I got out at Paddington, onto the canal, which in West London is the same water that runs past my house in East London. It’s funny, I always tell people the key to London is to find your neighbourhood, that’s how the city will start making sense to you. I once spent three months not leaving Hackney, which would be easy to do again, like when I get Vietnamese on Kingsland Road with my friend C and we order the same things every time. There’s so much more to London than the patch where I live, but there’s also a reason why I live where I do.
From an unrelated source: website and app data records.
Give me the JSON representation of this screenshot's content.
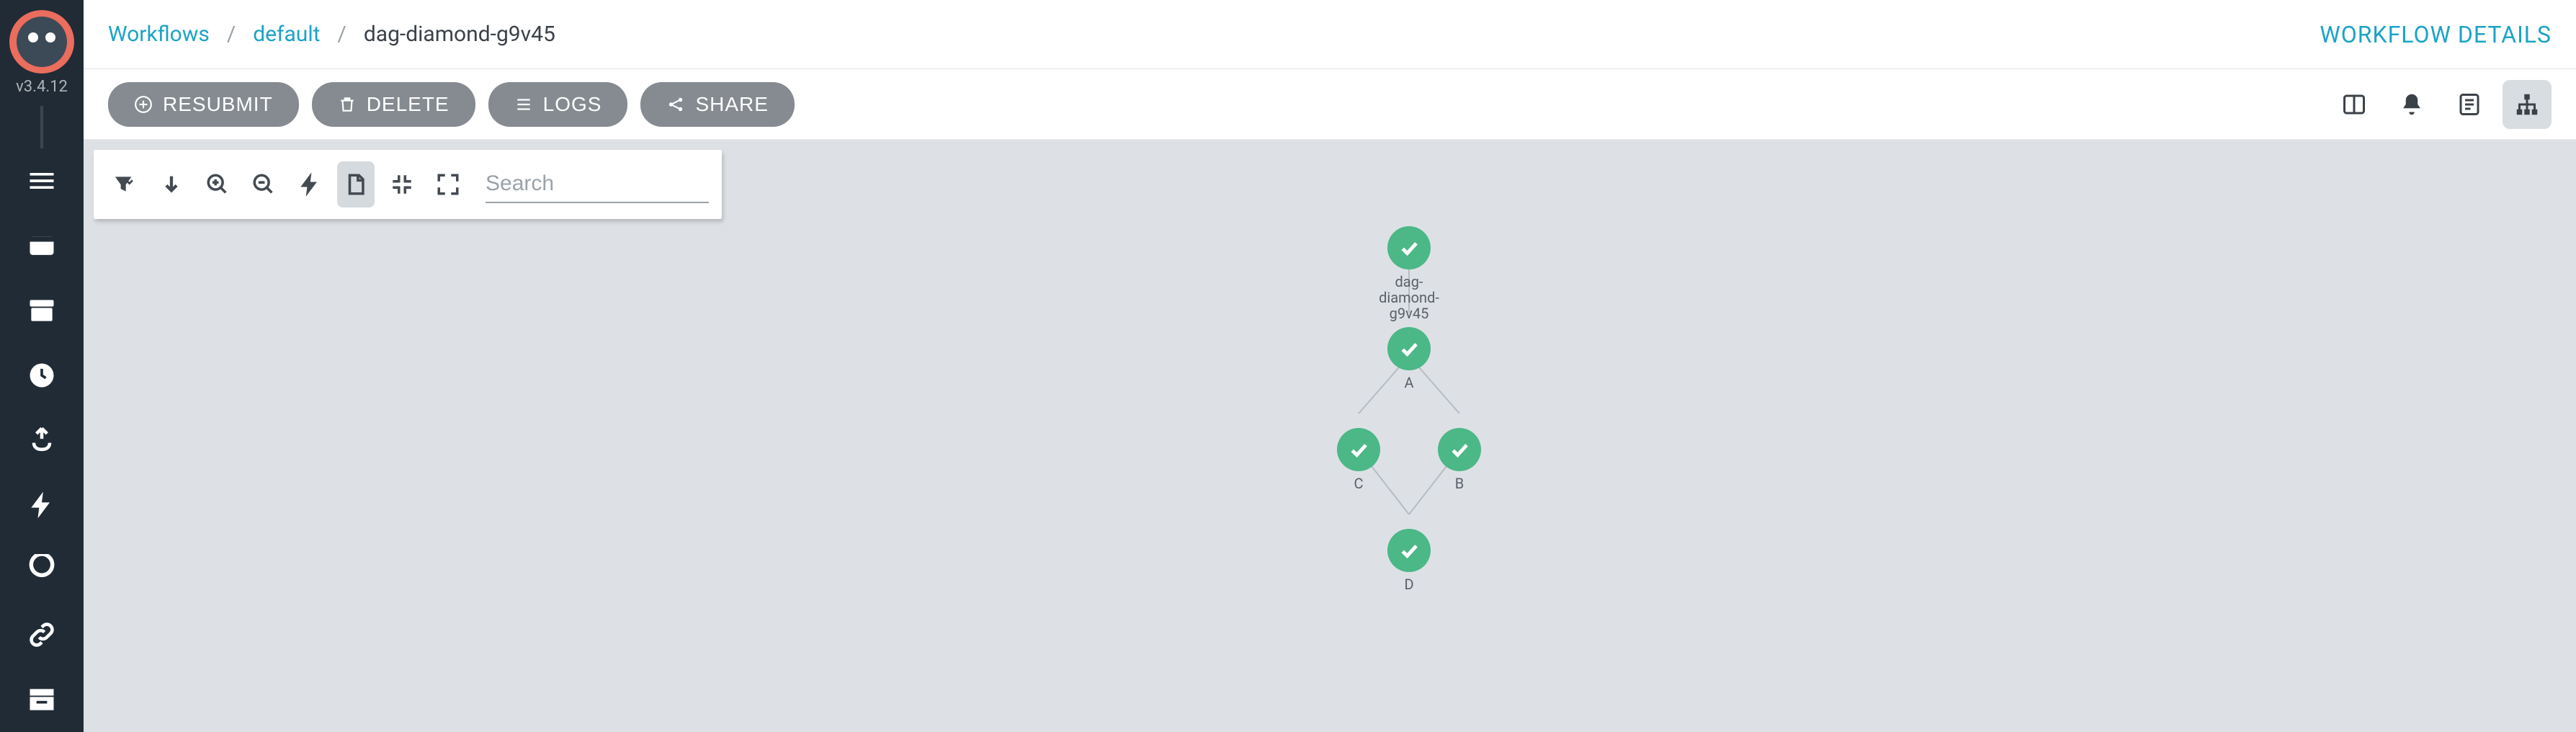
{
  "version": "v3.4.12",
  "breadcrumb": {
    "root": "Workflows",
    "namespace": "default",
    "current": "dag-diamond-g9v45"
  },
  "details_link": "WORKFLOW DETAILS",
  "actions": {
    "resubmit": "RESUBMIT",
    "delete": "DELETE",
    "logs": "LOGS",
    "share": "SHARE"
  },
  "toolbar": {
    "search_placeholder": "Search"
  },
  "graph": {
    "root": {
      "label": "dag-diamond-\ng9v45"
    },
    "a": {
      "label": "A"
    },
    "b": {
      "label": "B"
    },
    "c": {
      "label": "C"
    },
    "d": {
      "label": "D"
    }
  }
}
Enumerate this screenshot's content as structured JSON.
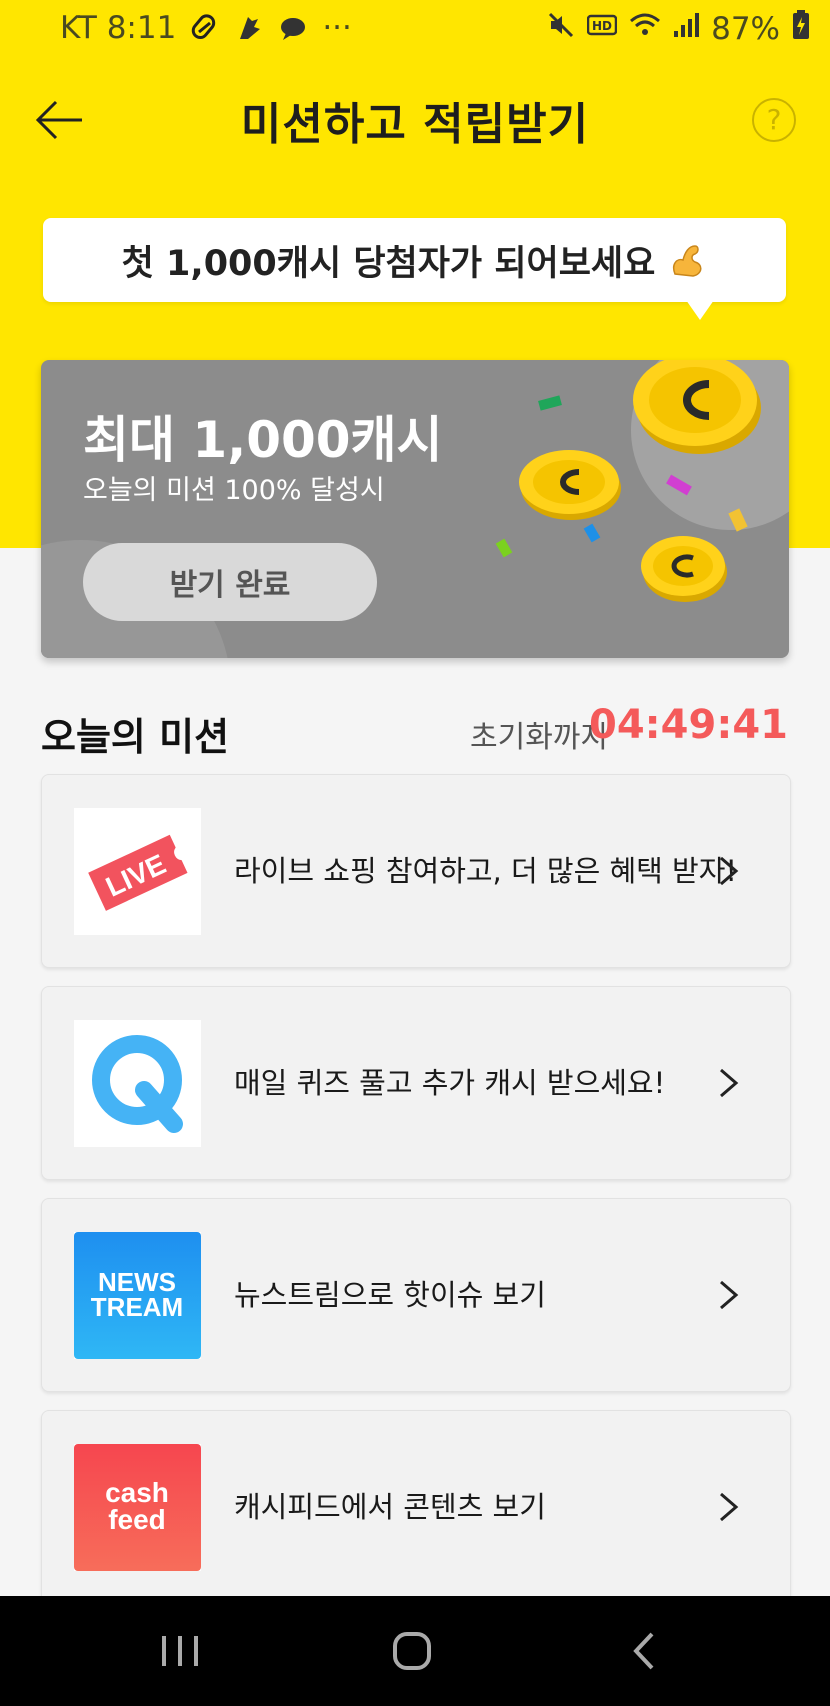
{
  "status_bar": {
    "carrier_time": "KT 8:11",
    "more": "···",
    "battery": "87%"
  },
  "header": {
    "title": "미션하고 적립받기",
    "help": "?"
  },
  "bubble": {
    "text": "첫 1,000캐시 당첨자가 되어보세요"
  },
  "reward": {
    "title": "최대 1,000캐시",
    "subtitle": "오늘의 미션 100% 달성시",
    "button": "받기 완료"
  },
  "missions": {
    "title": "오늘의 미션",
    "reset_label": "초기화까지",
    "reset_timer": "04:49:41",
    "items": [
      {
        "label": "라이브 쇼핑 참여하고, 더 많은 혜택 받자!",
        "icon": "live-icon"
      },
      {
        "label": "매일 퀴즈 풀고 추가 캐시 받으세요!",
        "icon": "quiz-icon"
      },
      {
        "label": "뉴스트림으로 핫이슈 보기",
        "icon": "newstream-icon"
      },
      {
        "label": "캐시피드에서 콘텐츠 보기",
        "icon": "cashfeed-icon"
      }
    ],
    "icon_text": {
      "live": "LIVE",
      "quiz": "Q",
      "news_line1": "NEWS",
      "news_line2": "TREAM",
      "cash_line1": "cash",
      "cash_line2": "feed"
    }
  },
  "colors": {
    "header_yellow": "#ffe600",
    "timer_red": "#f45a5a",
    "card_gray": "#8c8c8c"
  }
}
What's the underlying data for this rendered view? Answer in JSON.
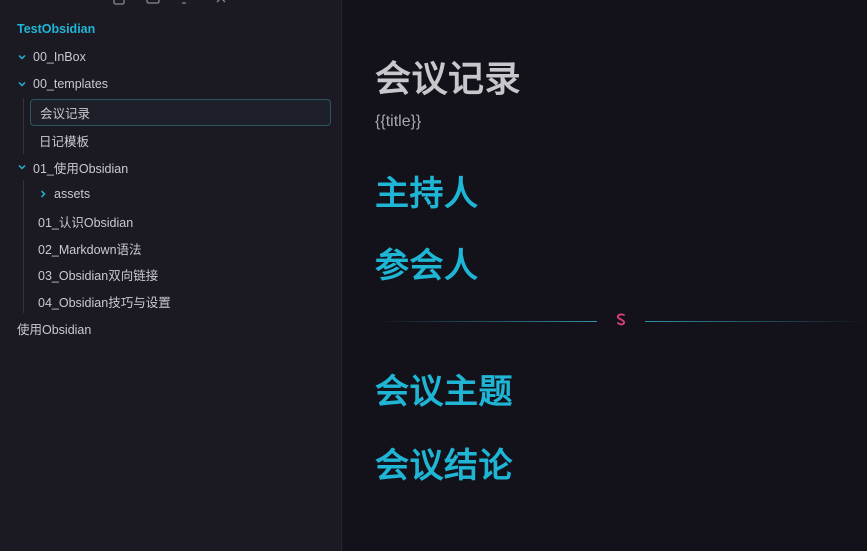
{
  "sidebar": {
    "toolbar_icons": [
      "new-note-icon",
      "new-folder-icon",
      "sort-icon",
      "collapse-icon"
    ],
    "vault_name": "TestObsidian",
    "tree": [
      {
        "label": "00_InBox",
        "type": "folder",
        "expanded": true
      },
      {
        "label": "00_templates",
        "type": "folder",
        "expanded": true
      },
      {
        "label": "会议记录",
        "type": "file",
        "active": true
      },
      {
        "label": "日记模板",
        "type": "file"
      },
      {
        "label": "01_使用Obsidian",
        "type": "folder",
        "expanded": true
      },
      {
        "label": "assets",
        "type": "folder",
        "expanded": false
      },
      {
        "label": "01_认识Obsidian",
        "type": "file"
      },
      {
        "label": "02_Markdown语法",
        "type": "file"
      },
      {
        "label": "03_Obsidian双向链接",
        "type": "file"
      },
      {
        "label": "04_Obsidian技巧与设置",
        "type": "file"
      },
      {
        "label": "使用Obsidian",
        "type": "file"
      }
    ]
  },
  "editor": {
    "h1": "会议记录",
    "body_text": "{{title}}",
    "sections": [
      {
        "label": "主持人"
      },
      {
        "label": "参会人"
      },
      {
        "label": "会议主题"
      },
      {
        "label": "会议结论"
      }
    ],
    "divider_icon": "section-divider-icon"
  },
  "colors": {
    "accent": "#1fb6d6",
    "sidebar_bg": "#1b1a23",
    "editor_bg": "#13121a",
    "text": "#c9c9cf",
    "divider_glyph": "#e0407a"
  }
}
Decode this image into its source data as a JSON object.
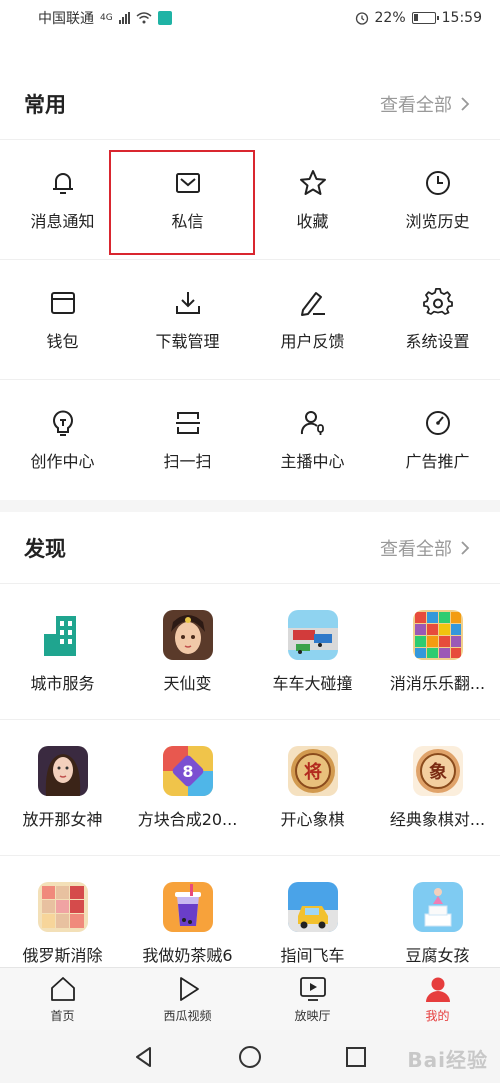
{
  "status_bar": {
    "carrier": "中国联通",
    "network": "4G",
    "battery": "22%",
    "battery_fraction": 0.22,
    "time": "15:59"
  },
  "common": {
    "title": "常用",
    "see_all": "查看全部",
    "rows": [
      [
        {
          "label": "消息通知",
          "icon": "bell-icon"
        },
        {
          "label": "私信",
          "icon": "mail-icon"
        },
        {
          "label": "收藏",
          "icon": "star-icon"
        },
        {
          "label": "浏览历史",
          "icon": "clock-icon"
        }
      ],
      [
        {
          "label": "钱包",
          "icon": "wallet-icon"
        },
        {
          "label": "下载管理",
          "icon": "download-icon"
        },
        {
          "label": "用户反馈",
          "icon": "pen-icon"
        },
        {
          "label": "系统设置",
          "icon": "gear-icon"
        }
      ],
      [
        {
          "label": "创作中心",
          "icon": "bulb-icon"
        },
        {
          "label": "扫一扫",
          "icon": "scan-icon"
        },
        {
          "label": "主播中心",
          "icon": "anchor-user-icon"
        },
        {
          "label": "广告推广",
          "icon": "gauge-icon"
        }
      ]
    ]
  },
  "discover": {
    "title": "发现",
    "see_all": "查看全部",
    "rows": [
      [
        {
          "label": "城市服务",
          "icon": "city-building-icon"
        },
        {
          "label": "天仙变",
          "icon": "game-tianxianbian-icon"
        },
        {
          "label": "车车大碰撞",
          "icon": "game-car-crash-icon"
        },
        {
          "label": "消消乐乐翻...",
          "icon": "game-blocks-icon"
        }
      ],
      [
        {
          "label": "放开那女神",
          "icon": "game-goddess-icon"
        },
        {
          "label": "方块合成20...",
          "icon": "game-block-merge-icon"
        },
        {
          "label": "开心象棋",
          "icon": "game-chess-jiang-icon"
        },
        {
          "label": "经典象棋对...",
          "icon": "game-chess-xiang-icon"
        }
      ],
      [
        {
          "label": "俄罗斯消除",
          "icon": "game-tetris-icon"
        },
        {
          "label": "我做奶茶贼6",
          "icon": "game-milk-tea-icon"
        },
        {
          "label": "指间飞车",
          "icon": "game-taxi-icon"
        },
        {
          "label": "豆腐女孩",
          "icon": "game-tofu-girl-icon"
        }
      ]
    ]
  },
  "tabs": [
    {
      "label": "首页",
      "icon": "home-icon"
    },
    {
      "label": "西瓜视频",
      "icon": "play-icon"
    },
    {
      "label": "放映厅",
      "icon": "tv-icon"
    },
    {
      "label": "我的",
      "icon": "user-icon",
      "active": true
    }
  ],
  "colors": {
    "accent": "#e63d3d",
    "highlight": "#d9262f",
    "teal": "#1fb3a5"
  },
  "watermark": "Bai经验"
}
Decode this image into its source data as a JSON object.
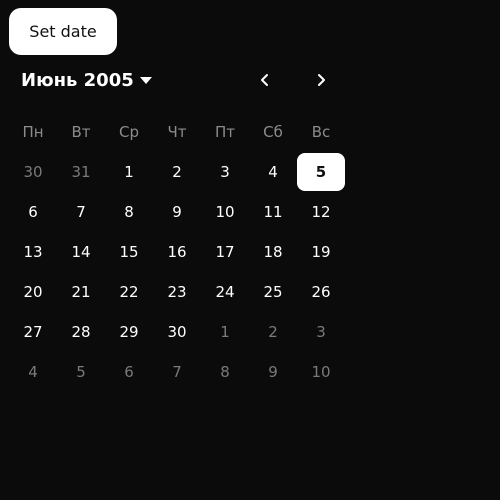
{
  "set_date_button": {
    "label": "Set date"
  },
  "calendar": {
    "month_year": "Июнь 2005",
    "weekdays": [
      "Пн",
      "Вт",
      "Ср",
      "Чт",
      "Пт",
      "Сб",
      "Вс"
    ],
    "selected_day": "5",
    "weeks": [
      [
        {
          "d": "30",
          "m": true
        },
        {
          "d": "31",
          "m": true
        },
        {
          "d": "1",
          "m": false
        },
        {
          "d": "2",
          "m": false
        },
        {
          "d": "3",
          "m": false
        },
        {
          "d": "4",
          "m": false
        },
        {
          "d": "5",
          "m": false,
          "sel": true
        }
      ],
      [
        {
          "d": "6",
          "m": false
        },
        {
          "d": "7",
          "m": false
        },
        {
          "d": "8",
          "m": false
        },
        {
          "d": "9",
          "m": false
        },
        {
          "d": "10",
          "m": false
        },
        {
          "d": "11",
          "m": false
        },
        {
          "d": "12",
          "m": false
        }
      ],
      [
        {
          "d": "13",
          "m": false
        },
        {
          "d": "14",
          "m": false
        },
        {
          "d": "15",
          "m": false
        },
        {
          "d": "16",
          "m": false
        },
        {
          "d": "17",
          "m": false
        },
        {
          "d": "18",
          "m": false
        },
        {
          "d": "19",
          "m": false
        }
      ],
      [
        {
          "d": "20",
          "m": false
        },
        {
          "d": "21",
          "m": false
        },
        {
          "d": "22",
          "m": false
        },
        {
          "d": "23",
          "m": false
        },
        {
          "d": "24",
          "m": false
        },
        {
          "d": "25",
          "m": false
        },
        {
          "d": "26",
          "m": false
        }
      ],
      [
        {
          "d": "27",
          "m": false
        },
        {
          "d": "28",
          "m": false
        },
        {
          "d": "29",
          "m": false
        },
        {
          "d": "30",
          "m": false
        },
        {
          "d": "1",
          "m": true
        },
        {
          "d": "2",
          "m": true
        },
        {
          "d": "3",
          "m": true
        }
      ],
      [
        {
          "d": "4",
          "m": true
        },
        {
          "d": "5",
          "m": true
        },
        {
          "d": "6",
          "m": true
        },
        {
          "d": "7",
          "m": true
        },
        {
          "d": "8",
          "m": true
        },
        {
          "d": "9",
          "m": true
        },
        {
          "d": "10",
          "m": true
        }
      ]
    ]
  },
  "icons": {
    "prev": "chevron-left-icon",
    "next": "chevron-right-icon",
    "dropdown": "caret-down-icon"
  },
  "colors": {
    "background": "#0b0b0b",
    "text": "#ffffff",
    "muted_text": "#7a7a7a",
    "weekday_text": "#8c8c8c",
    "selected_bg": "#ffffff",
    "button_bg": "#ffffff"
  }
}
Last weekend I met up with K again, we walked along the canal up past London Fields, taking the long back around to my house. It’s quiet on the roads around here, away from the main stretch where the buses run. Heavy with green and flowers, and all the beautiful yellow-brick victorian terrace houses we can’t afford to live in. Then we came across this odd building made from corrugated iron plates, sticking out like a sore thumb in the row of pretty houses. It’s the Sight of Eternal Life church, said the internet, thought to be the oldest surviving “Tin Tabernacle” in the world. I took a photo and we walked on, but that’s the best part, I think: curiosity about a place I’ve lived in for years about something I’ve never noticed.
I took my mother on a long walk along the canal too when she was here, spending a whole day away from the London she knows from the pictures. Down past the canal locks and up through the market, into the park and down through the quiet back roads — I’ve walked this route so many times, and looked up to think, so many times, how much I love this city. Almost everything big that’s ever happened to me has happened in London. I know I keep saying things are the best, but there’s always something else about London that’s the best. Now how’s that for a love affair.
This story is part of our Travel Month series.
Support The Billfold